The universities and science minister told a conference in London that the coalition was currently consulting the financial services industry over the sale of income-contingent student loans, which were introduced by prime minister Tony Blair in 2006. Such a sale could bring in around £12 billion over a five-year period, starting in the next two years, Mr Willetts said.
“The [student loan book] sale that happened a month or two back was the last remaining sale of the old mortgage-style loan book, which was a far inferior model for financing higher education,” he said in response to claims that the government had failed to reap the maximum return from that particular transaction.
The income-contingent loans were “completely different”, he said, and would bring in “more than enough to finance any likely increase in student numbers”.
Mr Willetts told delegates at the Study UK Annual Conference 2013 that there had been a “misinterpretation” of the sale of the student loan book, with many in the sector wrongly believing it to be “a one-off selling of the family silver”.
“Actually, the new assets of each year’s graduate repayments are accumulating. It would perfectly possible, if successive government’s wished, to continue with annual programmes of sale of the graduate debt,” he said.
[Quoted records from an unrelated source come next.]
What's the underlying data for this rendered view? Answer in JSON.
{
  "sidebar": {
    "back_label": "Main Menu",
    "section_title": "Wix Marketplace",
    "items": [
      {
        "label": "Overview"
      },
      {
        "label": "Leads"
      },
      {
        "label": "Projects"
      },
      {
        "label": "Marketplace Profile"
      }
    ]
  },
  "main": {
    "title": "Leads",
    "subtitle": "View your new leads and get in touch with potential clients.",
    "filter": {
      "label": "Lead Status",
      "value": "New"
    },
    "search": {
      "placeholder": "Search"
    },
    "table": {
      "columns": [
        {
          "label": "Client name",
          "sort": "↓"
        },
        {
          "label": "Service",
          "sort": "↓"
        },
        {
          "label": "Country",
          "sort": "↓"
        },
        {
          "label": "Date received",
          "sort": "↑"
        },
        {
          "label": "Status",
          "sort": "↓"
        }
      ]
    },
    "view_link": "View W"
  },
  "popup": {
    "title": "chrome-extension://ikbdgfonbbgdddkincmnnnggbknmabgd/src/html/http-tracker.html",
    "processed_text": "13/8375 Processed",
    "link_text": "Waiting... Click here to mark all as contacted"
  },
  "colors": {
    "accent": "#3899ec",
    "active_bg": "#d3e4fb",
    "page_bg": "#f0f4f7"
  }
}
Elsewhere in his address, the minister said that despite the abolition of the student cap, number controls would remain in place for alternative providers that offer “higher risk provision” and fail to meet “high standards”.
“The challenge for us with alternative providers has simply been that the surge in spending on fee loans and maintenance loans has presented us with a significant fiscal challenge,” he said.
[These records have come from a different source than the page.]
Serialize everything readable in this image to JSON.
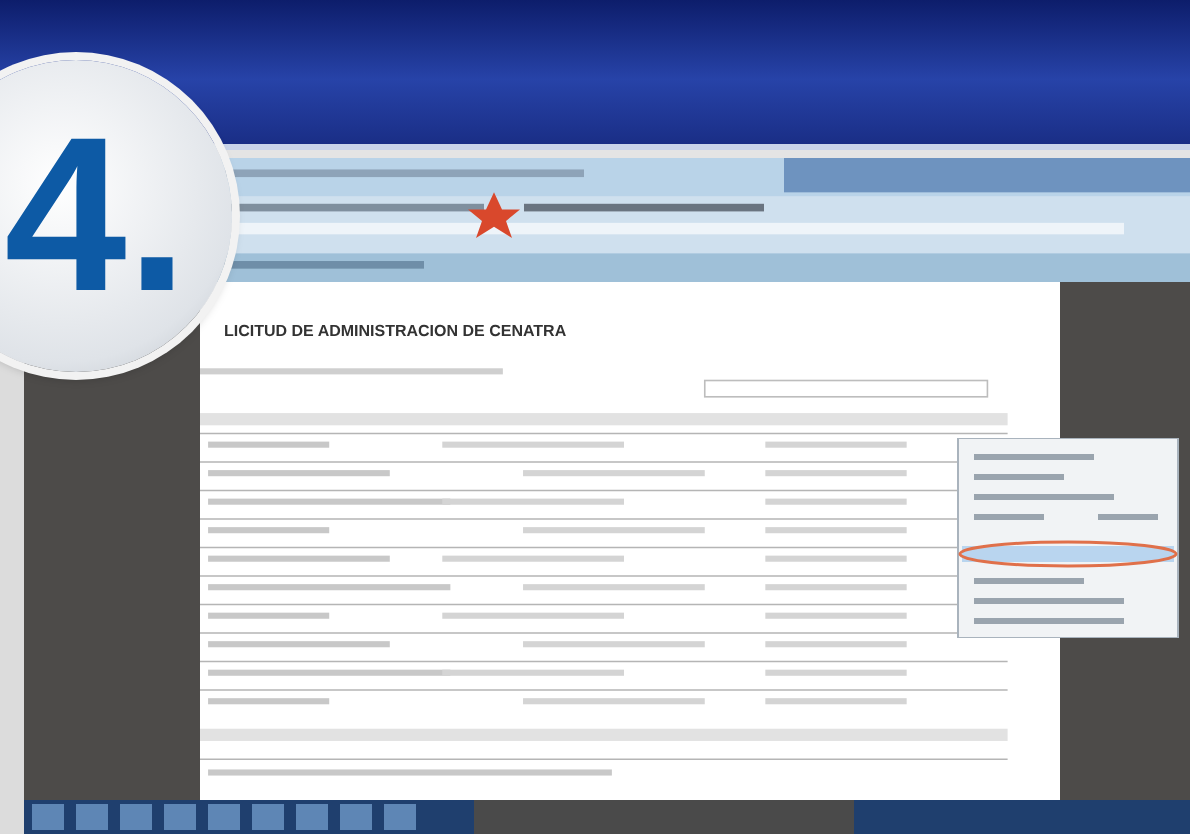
{
  "step_badge": {
    "label": "4."
  },
  "form": {
    "title": "LICITUD DE ADMINISTRACION DE CENATRA"
  }
}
“The number of students [accessing such support] more than doubled between 2011-12 and 2012-13, and the plans for 2013-14 were galloping ahead despite us signalling that there was some need for prudence because of expenditure pressures.”
He said that most of this “unplanned growth” had come from a small number of providers that had since been asked to “desist from recruiting further students this year”.
According to Mr Willetts, alternative providers will be able to apply for exemption for student number controls from 2015-16, but to be successful they will have to prove that they are not “high risk”. The ability to offer validated degrees was one of the criteria that Mr Willetts suggested might be used to judge the reputation of alternative providers.
“I don’t like number controls either in alternative providers or in mainstream [education],” he said. “But the level of budgetary pressure we were facing as a result of very rapid growth in alternative providers made it very difficult for us.”
He added: “I still…look forward to a day when there is a single regime for all providers, regardless of their historic origins.”